=== Data listing ===
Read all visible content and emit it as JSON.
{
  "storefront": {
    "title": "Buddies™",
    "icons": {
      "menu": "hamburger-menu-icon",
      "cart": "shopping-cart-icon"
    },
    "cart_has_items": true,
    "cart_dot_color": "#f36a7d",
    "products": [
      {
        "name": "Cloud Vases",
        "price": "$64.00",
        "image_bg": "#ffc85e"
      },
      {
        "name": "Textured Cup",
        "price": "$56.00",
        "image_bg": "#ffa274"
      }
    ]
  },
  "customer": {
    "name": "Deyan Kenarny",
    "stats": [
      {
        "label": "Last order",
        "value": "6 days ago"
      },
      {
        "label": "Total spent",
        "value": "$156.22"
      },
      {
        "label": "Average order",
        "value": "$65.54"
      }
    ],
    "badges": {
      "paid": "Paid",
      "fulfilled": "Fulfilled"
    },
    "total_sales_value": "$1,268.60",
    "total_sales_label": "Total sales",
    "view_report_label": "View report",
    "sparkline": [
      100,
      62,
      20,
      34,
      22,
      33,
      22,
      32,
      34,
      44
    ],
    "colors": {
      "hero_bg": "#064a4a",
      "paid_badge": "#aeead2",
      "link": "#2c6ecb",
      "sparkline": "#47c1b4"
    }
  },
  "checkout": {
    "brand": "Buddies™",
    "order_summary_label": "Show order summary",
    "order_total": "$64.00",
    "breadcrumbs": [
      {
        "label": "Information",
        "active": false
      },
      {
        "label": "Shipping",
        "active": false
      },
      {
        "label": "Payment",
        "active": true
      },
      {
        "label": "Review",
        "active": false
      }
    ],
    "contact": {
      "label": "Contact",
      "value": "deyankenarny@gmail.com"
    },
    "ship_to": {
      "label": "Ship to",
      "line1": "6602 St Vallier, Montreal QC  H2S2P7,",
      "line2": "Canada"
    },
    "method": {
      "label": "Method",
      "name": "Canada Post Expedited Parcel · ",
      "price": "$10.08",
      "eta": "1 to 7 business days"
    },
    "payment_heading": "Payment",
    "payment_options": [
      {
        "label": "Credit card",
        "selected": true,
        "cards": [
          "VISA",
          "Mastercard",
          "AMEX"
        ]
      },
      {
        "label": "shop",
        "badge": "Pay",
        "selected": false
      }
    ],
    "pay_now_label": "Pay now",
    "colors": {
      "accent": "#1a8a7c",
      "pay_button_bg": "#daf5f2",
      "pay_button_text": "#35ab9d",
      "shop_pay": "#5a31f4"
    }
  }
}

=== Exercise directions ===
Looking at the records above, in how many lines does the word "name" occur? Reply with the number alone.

=== Answer for the task ===
4